=== Section Start ===

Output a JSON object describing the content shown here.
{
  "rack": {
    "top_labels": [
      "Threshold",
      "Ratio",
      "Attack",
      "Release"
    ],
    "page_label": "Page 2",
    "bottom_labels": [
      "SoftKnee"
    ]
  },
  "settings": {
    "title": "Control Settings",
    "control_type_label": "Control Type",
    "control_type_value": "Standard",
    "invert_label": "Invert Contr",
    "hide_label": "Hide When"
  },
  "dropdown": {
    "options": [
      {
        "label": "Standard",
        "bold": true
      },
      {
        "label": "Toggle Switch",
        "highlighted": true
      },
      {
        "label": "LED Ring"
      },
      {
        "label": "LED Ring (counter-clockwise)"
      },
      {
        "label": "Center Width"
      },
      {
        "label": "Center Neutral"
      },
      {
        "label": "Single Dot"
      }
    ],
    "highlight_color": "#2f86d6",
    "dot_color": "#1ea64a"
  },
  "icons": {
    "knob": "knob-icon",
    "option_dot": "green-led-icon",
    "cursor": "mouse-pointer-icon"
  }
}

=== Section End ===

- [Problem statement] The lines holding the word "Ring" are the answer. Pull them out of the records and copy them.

- [Problem solution]
        "label": "LED Ring"
        "label": "LED Ring (counter-clockwise)"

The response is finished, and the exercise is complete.